─── Provided information
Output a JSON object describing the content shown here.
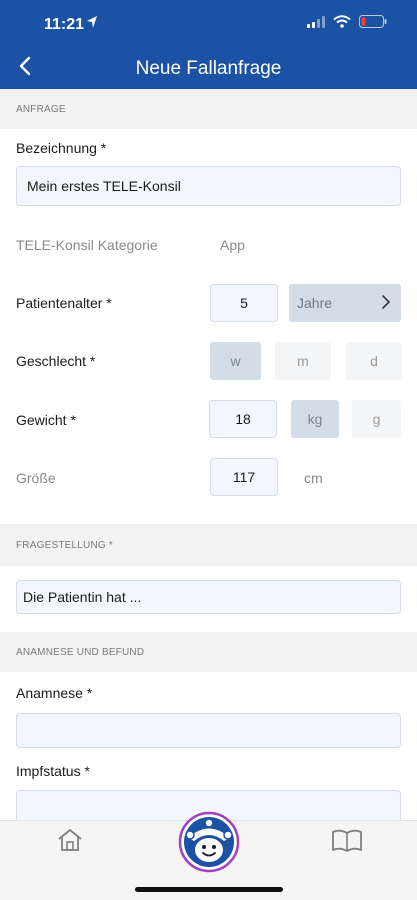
{
  "status": {
    "time": "11:21"
  },
  "nav": {
    "title": "Neue Fallanfrage"
  },
  "sections": {
    "anfrage": "ANFRAGE",
    "fragestellung": "FRAGESTELLUNG *",
    "anamnese_befund": "ANAMNESE UND BEFUND"
  },
  "form": {
    "bezeichnung_label": "Bezeichnung *",
    "bezeichnung_value": "Mein erstes TELE-Konsil",
    "kategorie_label": "TELE-Konsil Kategorie",
    "kategorie_value": "App",
    "alter_label": "Patientenalter *",
    "alter_value": "5",
    "alter_unit": "Jahre",
    "geschlecht_label": "Geschlecht *",
    "geschlecht_options": [
      "w",
      "m",
      "d"
    ],
    "geschlecht_selected": "w",
    "gewicht_label": "Gewicht *",
    "gewicht_value": "18",
    "gewicht_units": [
      "kg",
      "g"
    ],
    "gewicht_unit_selected": "kg",
    "groesse_label": "Größe",
    "groesse_value": "117",
    "groesse_unit": "cm",
    "fragestellung_value": "Die Patientin hat ...",
    "anamnese_label": "Anamnese *",
    "anamnese_value": "",
    "impfstatus_label": "Impfstatus *",
    "impfstatus_value": ""
  },
  "tabbar": {
    "items": [
      "home-icon",
      "mascot-avatar-icon",
      "book-icon"
    ]
  },
  "colors": {
    "brand": "#1c52a3",
    "avatar_ring": "#a23fc0"
  }
}
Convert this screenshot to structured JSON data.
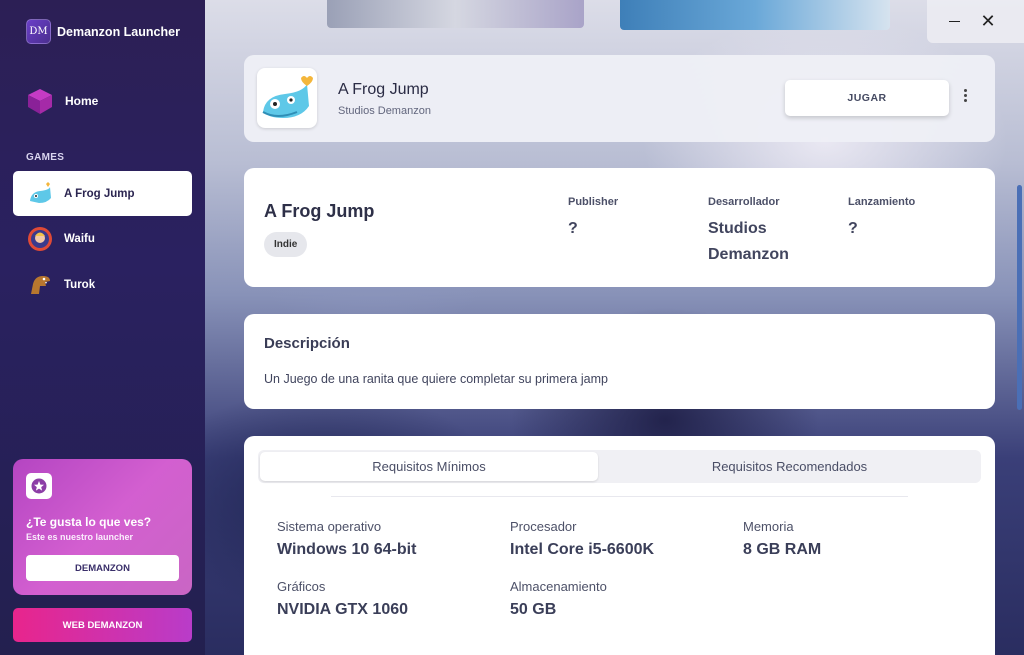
{
  "app": {
    "logo_text": "DM",
    "name": "Demanzon Launcher"
  },
  "nav": {
    "home_label": "Home",
    "section_label": "GAMES"
  },
  "games": [
    {
      "label": "A Frog Jump",
      "icon": "frog-icon",
      "active": true
    },
    {
      "label": "Waifu",
      "icon": "waifu-icon",
      "active": false
    },
    {
      "label": "Turok",
      "icon": "dinosaur-icon",
      "active": false
    }
  ],
  "promo": {
    "title": "¿Te gusta lo que ves?",
    "subtitle": "Este es nuestro launcher",
    "button": "DEMANZON",
    "icon": "star-icon"
  },
  "web_button": "WEB DEMANZON",
  "window": {
    "minimize_icon": "minimize-icon",
    "close_icon": "close-icon",
    "close_glyph": "✕"
  },
  "game_header": {
    "title": "A Frog Jump",
    "studio": "Studios Demanzon",
    "play_label": "JUGAR"
  },
  "info": {
    "title": "A Frog Jump",
    "tag": "Indie",
    "publisher_label": "Publisher",
    "publisher_value": "?",
    "developer_label": "Desarrollador",
    "developer_value_1": "Studios",
    "developer_value_2": "Demanzon",
    "release_label": "Lanzamiento",
    "release_value": "?"
  },
  "description": {
    "title": "Descripción",
    "text": "Un Juego de una ranita que quiere completar su primera jamp"
  },
  "requirements": {
    "tabs": [
      "Requisitos Mínimos",
      "Requisitos Recomendados"
    ],
    "active_tab": 0,
    "items": [
      {
        "label": "Sistema operativo",
        "value": "Windows 10 64-bit"
      },
      {
        "label": "Procesador",
        "value": "Intel Core i5-6600K"
      },
      {
        "label": "Memoria",
        "value": "8 GB RAM"
      },
      {
        "label": "Gráficos",
        "value": "NVIDIA GTX 1060"
      },
      {
        "label": "Almacenamiento",
        "value": "50 GB"
      }
    ]
  },
  "colors": {
    "accent_pink": "#e8258c",
    "sidebar": "#2a2160",
    "scrollbar": "#4a6fb6"
  }
}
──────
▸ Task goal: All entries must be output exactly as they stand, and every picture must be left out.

▸ Exercise result:
Output a JSON object describing the content shown here.
{
  "status": {
    "time": "11:21"
  },
  "nav": {
    "title": "Neue Fallanfrage"
  },
  "sections": {
    "anfrage": "ANFRAGE",
    "fragestellung": "FRAGESTELLUNG *",
    "anamnese_befund": "ANAMNESE UND BEFUND"
  },
  "form": {
    "bezeichnung_label": "Bezeichnung *",
    "bezeichnung_value": "Mein erstes TELE-Konsil",
    "kategorie_label": "TELE-Konsil Kategorie",
    "kategorie_value": "App",
    "alter_label": "Patientenalter *",
    "alter_value": "5",
    "alter_unit": "Jahre",
    "geschlecht_label": "Geschlecht *",
    "geschlecht_options": [
      "w",
      "m",
      "d"
    ],
    "geschlecht_selected": "w",
    "gewicht_label": "Gewicht *",
    "gewicht_value": "18",
    "gewicht_units": [
      "kg",
      "g"
    ],
    "gewicht_unit_selected": "kg",
    "groesse_label": "Größe",
    "groesse_value": "117",
    "groesse_unit": "cm",
    "fragestellung_value": "Die Patientin hat ...",
    "anamnese_label": "Anamnese *",
    "anamnese_value": "",
    "impfstatus_label": "Impfstatus *",
    "impfstatus_value": ""
  },
  "tabbar": {
    "items": [
      "home-icon",
      "mascot-avatar-icon",
      "book-icon"
    ]
  },
  "colors": {
    "brand": "#1c52a3",
    "avatar_ring": "#a23fc0"
  }
}
Convert this screenshot to structured JSON data.
{
  "app": {
    "logo_text": "DM",
    "name": "Demanzon Launcher"
  },
  "nav": {
    "home_label": "Home",
    "section_label": "GAMES"
  },
  "games": [
    {
      "label": "A Frog Jump",
      "icon": "frog-icon",
      "active": true
    },
    {
      "label": "Waifu",
      "icon": "waifu-icon",
      "active": false
    },
    {
      "label": "Turok",
      "icon": "dinosaur-icon",
      "active": false
    }
  ],
  "promo": {
    "title": "¿Te gusta lo que ves?",
    "subtitle": "Este es nuestro launcher",
    "button": "DEMANZON",
    "icon": "star-icon"
  },
  "web_button": "WEB DEMANZON",
  "window": {
    "minimize_icon": "minimize-icon",
    "close_icon": "close-icon",
    "close_glyph": "✕"
  },
  "game_header": {
    "title": "A Frog Jump",
    "studio": "Studios Demanzon",
    "play_label": "JUGAR"
  },
  "info": {
    "title": "A Frog Jump",
    "tag": "Indie",
    "publisher_label": "Publisher",
    "publisher_value": "?",
    "developer_label": "Desarrollador",
    "developer_value_1": "Studios",
    "developer_value_2": "Demanzon",
    "release_label": "Lanzamiento",
    "release_value": "?"
  },
  "description": {
    "title": "Descripción",
    "text": "Un Juego de una ranita que quiere completar su primera jamp"
  },
  "requirements": {
    "tabs": [
      "Requisitos Mínimos",
      "Requisitos Recomendados"
    ],
    "active_tab": 0,
    "items": [
      {
        "label": "Sistema operativo",
        "value": "Windows 10 64-bit"
      },
      {
        "label": "Procesador",
        "value": "Intel Core i5-6600K"
      },
      {
        "label": "Memoria",
        "value": "8 GB RAM"
      },
      {
        "label": "Gráficos",
        "value": "NVIDIA GTX 1060"
      },
      {
        "label": "Almacenamiento",
        "value": "50 GB"
      }
    ]
  },
  "colors": {
    "accent_pink": "#e8258c",
    "sidebar": "#2a2160",
    "scrollbar": "#4a6fb6"
  }
}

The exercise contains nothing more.